The short clip for the new “Looking” TV promo is a mere thirty seconds, but it drives the themes of romance and discovery to the forefront and offers lots of wit along the way. And yet, it lacks any kind of legitimate diversity.
The promo showcases scenes that seem to be built around clever moments of dialogue that include the line, “If I didn’t want to have a life, I’d move to LA” and another moment in which a character calls his buddy out for “looking for a roommate” on OKCupid (although the screenwriter’s choice of dating site seems silly, considering the lack of gay men who actually go “looking” on OKCupid, as opposed to the more dominating, gay-oriented options).
The more serious concern about this clip is that despite the compelling cinematography and the attractive cast, “Looking” seems to lack the diverse quality that makes San Francisco gay life seem so…well, diverse.
In fact, some viewers (and critics, of course) wonder whether or not the series will be able to capture the attention of anyone other than the mainstream gay characters it represents, with one Huffington Post writer noting (or ranting, depending on the viewpoint of the reader):
“SF is a nirvana for gay men of color…” [Debatable.]
He continues, “Now HBO is painting it all white with a rehashed ‘Queer as Folk.’”
Viewers of the official YouTube clip reveal similar thoughts, with comments ranging from, “Queer as Folk HBO version” to the more blunt, sarcastic, “All I see are white people. So representative [of]the gay community.”
Whether or not the show will follow through with its execution of the vibrant portrait that is San Francisco gay life, however, is obviously not going to be determined from two short trailers. From the minds of the potential audience, though, that pilot is going to have quite a large shoe to fill if it plans to accurately—and intriguingly—depict what it’s like to live as a gay man in the city of San Francisco.
And if he is a true San Franciscan gay, those large shoes will probably more likely be leather boots.

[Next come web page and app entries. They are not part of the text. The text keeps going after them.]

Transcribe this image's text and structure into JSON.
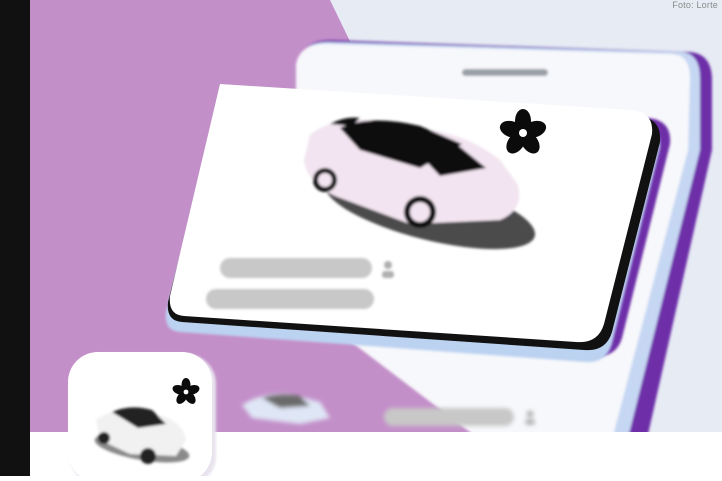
{
  "photo_credit": "Foto: Lorte",
  "colors": {
    "left_strip": "#111111",
    "background_purple": "#c38fc9",
    "phone_back_light": "#e6ebf4",
    "phone_edge_purple": "#6d2fa8",
    "phone_edge_blue": "#bfd3f1",
    "card_white": "#ffffff",
    "placeholder_bar": "#c8c8c8",
    "car_body_pink": "#f2e4f0",
    "car_glass": "#0b0b0b",
    "flower_icon": "#0b0b0b",
    "bottom_panel": "#ffffff"
  },
  "icons": {
    "card_badge": "flower-icon",
    "card_person": "person-icon",
    "tile_badge": "flower-icon",
    "row_person": "person-icon"
  },
  "card": {
    "placeholder_lines": 2
  }
}
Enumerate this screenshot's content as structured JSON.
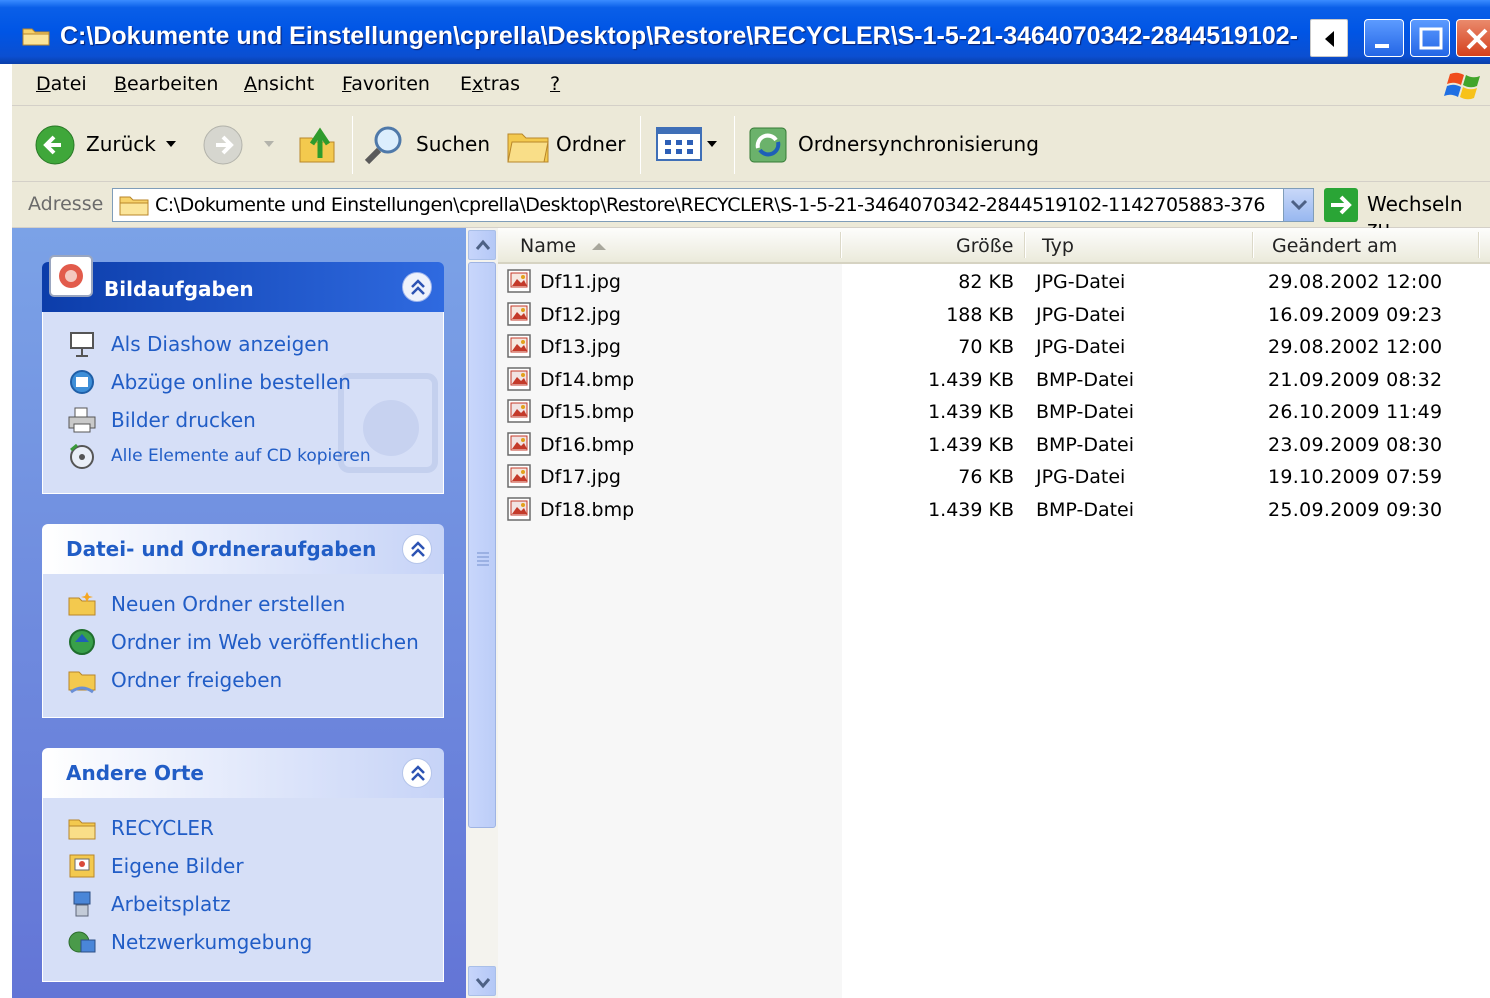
{
  "window": {
    "title": "C:\\Dokumente und Einstellungen\\cprella\\Desktop\\Restore\\RECYCLER\\S-1-5-21-3464070342-2844519102-"
  },
  "menu": {
    "items": [
      {
        "label": "Datei"
      },
      {
        "label": "Bearbeiten"
      },
      {
        "label": "Ansicht"
      },
      {
        "label": "Favoriten"
      },
      {
        "label": "Extras"
      },
      {
        "label": "?"
      }
    ]
  },
  "toolbar": {
    "back_label": "Zurück",
    "search_label": "Suchen",
    "folders_label": "Ordner",
    "sync_label": "Ordnersynchronisierung"
  },
  "address": {
    "label": "Adresse",
    "value": "C:\\Dokumente und Einstellungen\\cprella\\Desktop\\Restore\\RECYCLER\\S-1-5-21-3464070342-2844519102-1142705883-376",
    "go_label": "Wechseln zu"
  },
  "tasks": {
    "picture": {
      "title": "Bildaufgaben",
      "items": [
        {
          "label": "Als Diashow anzeigen"
        },
        {
          "label": "Abzüge online bestellen"
        },
        {
          "label": "Bilder drucken"
        },
        {
          "label": "Alle Elemente auf CD kopieren"
        }
      ]
    },
    "file": {
      "title": "Datei- und Ordneraufgaben",
      "items": [
        {
          "label": "Neuen Ordner erstellen"
        },
        {
          "label": "Ordner im Web veröffentlichen"
        },
        {
          "label": "Ordner freigeben"
        }
      ]
    },
    "places": {
      "title": "Andere Orte",
      "items": [
        {
          "label": "RECYCLER"
        },
        {
          "label": "Eigene Bilder"
        },
        {
          "label": "Arbeitsplatz"
        },
        {
          "label": "Netzwerkumgebung"
        }
      ]
    }
  },
  "columns": {
    "name": "Name",
    "size": "Größe",
    "type": "Typ",
    "modified": "Geändert am"
  },
  "files": [
    {
      "name": "Df11.jpg",
      "size": "82 KB",
      "type": "JPG-Datei",
      "modified": "29.08.2002 12:00"
    },
    {
      "name": "Df12.jpg",
      "size": "188 KB",
      "type": "JPG-Datei",
      "modified": "16.09.2009 09:23"
    },
    {
      "name": "Df13.jpg",
      "size": "70 KB",
      "type": "JPG-Datei",
      "modified": "29.08.2002 12:00"
    },
    {
      "name": "Df14.bmp",
      "size": "1.439 KB",
      "type": "BMP-Datei",
      "modified": "21.09.2009 08:32"
    },
    {
      "name": "Df15.bmp",
      "size": "1.439 KB",
      "type": "BMP-Datei",
      "modified": "26.10.2009 11:49"
    },
    {
      "name": "Df16.bmp",
      "size": "1.439 KB",
      "type": "BMP-Datei",
      "modified": "23.09.2009 08:30"
    },
    {
      "name": "Df17.jpg",
      "size": "76 KB",
      "type": "JPG-Datei",
      "modified": "19.10.2009 07:59"
    },
    {
      "name": "Df18.bmp",
      "size": "1.439 KB",
      "type": "BMP-Datei",
      "modified": "25.09.2009 09:30"
    }
  ]
}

But then again, that in itself is just one aspect of the “diverse” gay community that the show will be expected to represent if it wants to attract an audience—at least the portion of the audience that actually lives in SF.
Check out the second official trailer of “Looking”, which debuts in January, below.